### Footnotes

1. 1 The requirement of “charge balance” is just a specific type of “mass balance” in which the species in question are electrons. An equation must represent equal numbers of electrons on the reactant and product sides, and so both atoms and charges must be balanced.
2. 2 The requirement of “charge balance” is just a specific type of “mass balance” in which the species in question are electrons. An equation must represent equal numbers of electrons on the reactant and product sides, and so both atoms and charges must be balanced.

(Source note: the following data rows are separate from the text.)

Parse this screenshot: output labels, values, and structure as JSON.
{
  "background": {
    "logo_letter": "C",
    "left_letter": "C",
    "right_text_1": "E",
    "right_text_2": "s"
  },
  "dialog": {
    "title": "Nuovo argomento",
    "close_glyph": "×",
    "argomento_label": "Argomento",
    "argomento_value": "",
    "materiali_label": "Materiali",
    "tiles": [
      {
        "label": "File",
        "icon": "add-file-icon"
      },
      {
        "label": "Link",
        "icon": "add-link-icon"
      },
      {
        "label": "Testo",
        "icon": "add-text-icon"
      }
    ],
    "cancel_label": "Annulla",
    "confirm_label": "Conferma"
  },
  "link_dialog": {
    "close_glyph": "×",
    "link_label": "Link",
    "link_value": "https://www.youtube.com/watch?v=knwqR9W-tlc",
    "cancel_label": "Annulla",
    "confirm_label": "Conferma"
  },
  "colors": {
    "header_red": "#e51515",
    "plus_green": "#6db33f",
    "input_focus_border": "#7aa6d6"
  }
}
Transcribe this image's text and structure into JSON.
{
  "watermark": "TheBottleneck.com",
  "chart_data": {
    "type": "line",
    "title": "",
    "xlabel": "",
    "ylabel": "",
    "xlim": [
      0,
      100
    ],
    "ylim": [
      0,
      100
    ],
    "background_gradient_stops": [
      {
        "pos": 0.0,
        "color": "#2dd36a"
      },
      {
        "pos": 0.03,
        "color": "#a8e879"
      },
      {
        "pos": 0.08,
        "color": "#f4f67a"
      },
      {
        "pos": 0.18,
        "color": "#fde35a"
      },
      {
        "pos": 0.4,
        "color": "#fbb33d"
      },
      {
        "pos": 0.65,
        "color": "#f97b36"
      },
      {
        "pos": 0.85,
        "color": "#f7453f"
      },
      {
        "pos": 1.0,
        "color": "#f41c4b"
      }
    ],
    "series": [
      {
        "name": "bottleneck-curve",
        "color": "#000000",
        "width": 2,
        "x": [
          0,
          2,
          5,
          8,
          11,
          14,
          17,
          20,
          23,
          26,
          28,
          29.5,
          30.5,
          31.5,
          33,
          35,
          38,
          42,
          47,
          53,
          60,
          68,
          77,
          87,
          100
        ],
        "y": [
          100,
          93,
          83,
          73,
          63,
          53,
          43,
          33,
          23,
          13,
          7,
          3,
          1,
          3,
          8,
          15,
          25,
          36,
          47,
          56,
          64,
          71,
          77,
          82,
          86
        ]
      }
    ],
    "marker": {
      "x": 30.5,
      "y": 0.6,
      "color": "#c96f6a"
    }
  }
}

### Glossary

combustion reaction
vigorous redox reaction producing significant amounts of energy in the form of heat and, sometimes, light

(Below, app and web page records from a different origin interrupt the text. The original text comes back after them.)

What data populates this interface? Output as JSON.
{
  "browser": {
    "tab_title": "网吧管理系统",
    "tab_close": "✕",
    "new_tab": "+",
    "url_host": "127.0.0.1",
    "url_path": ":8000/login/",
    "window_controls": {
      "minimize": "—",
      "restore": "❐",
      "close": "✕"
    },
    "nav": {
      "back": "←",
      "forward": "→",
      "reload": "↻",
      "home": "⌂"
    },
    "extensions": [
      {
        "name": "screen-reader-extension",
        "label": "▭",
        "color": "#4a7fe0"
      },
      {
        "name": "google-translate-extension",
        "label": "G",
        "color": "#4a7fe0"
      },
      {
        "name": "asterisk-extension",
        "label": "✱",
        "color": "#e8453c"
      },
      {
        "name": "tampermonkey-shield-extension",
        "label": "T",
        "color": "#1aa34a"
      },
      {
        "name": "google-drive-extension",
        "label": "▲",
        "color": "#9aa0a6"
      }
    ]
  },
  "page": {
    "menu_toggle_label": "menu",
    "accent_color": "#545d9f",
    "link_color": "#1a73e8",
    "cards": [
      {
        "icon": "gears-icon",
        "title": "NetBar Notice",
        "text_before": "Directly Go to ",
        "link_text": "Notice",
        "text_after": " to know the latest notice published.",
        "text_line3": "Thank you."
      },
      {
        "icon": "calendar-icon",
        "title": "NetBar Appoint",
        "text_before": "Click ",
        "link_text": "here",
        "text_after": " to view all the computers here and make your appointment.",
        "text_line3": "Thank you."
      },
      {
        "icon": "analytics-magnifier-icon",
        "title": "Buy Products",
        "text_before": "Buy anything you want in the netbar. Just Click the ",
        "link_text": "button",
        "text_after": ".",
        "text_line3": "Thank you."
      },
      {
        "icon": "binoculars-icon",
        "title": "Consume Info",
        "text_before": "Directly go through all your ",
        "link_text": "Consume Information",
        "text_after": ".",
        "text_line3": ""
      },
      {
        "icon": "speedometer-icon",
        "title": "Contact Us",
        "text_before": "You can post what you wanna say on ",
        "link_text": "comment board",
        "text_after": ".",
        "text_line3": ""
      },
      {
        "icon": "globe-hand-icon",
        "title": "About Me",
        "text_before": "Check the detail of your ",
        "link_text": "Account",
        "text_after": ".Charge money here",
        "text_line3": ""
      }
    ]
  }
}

half-reaction
an equation that shows whether each reactant loses or gains electrons in a reaction.
oxidation
process in which an element’s oxidation number is increased by loss of electrons
oxidation-reduction reaction
(also, redox reaction) reaction involving a change in oxidation number for one or more reactant elements
oxidation number
(also, oxidation state) the charge each atom of an element would have in a compound if the compound were ionic
oxidizing agent
(also, oxidant) substance that brings about the oxidation of another substance, and in the process becomes reduced
reduction
process in which an element’s oxidation number is decreased by gain of electrons
reducing agent
(also, reductant) substance that brings about the reduction of another substance, and in the process becomes oxidized
single-displacement reaction
(also, replacement) redox reaction involving the oxidation of an elemental substance by an ionic species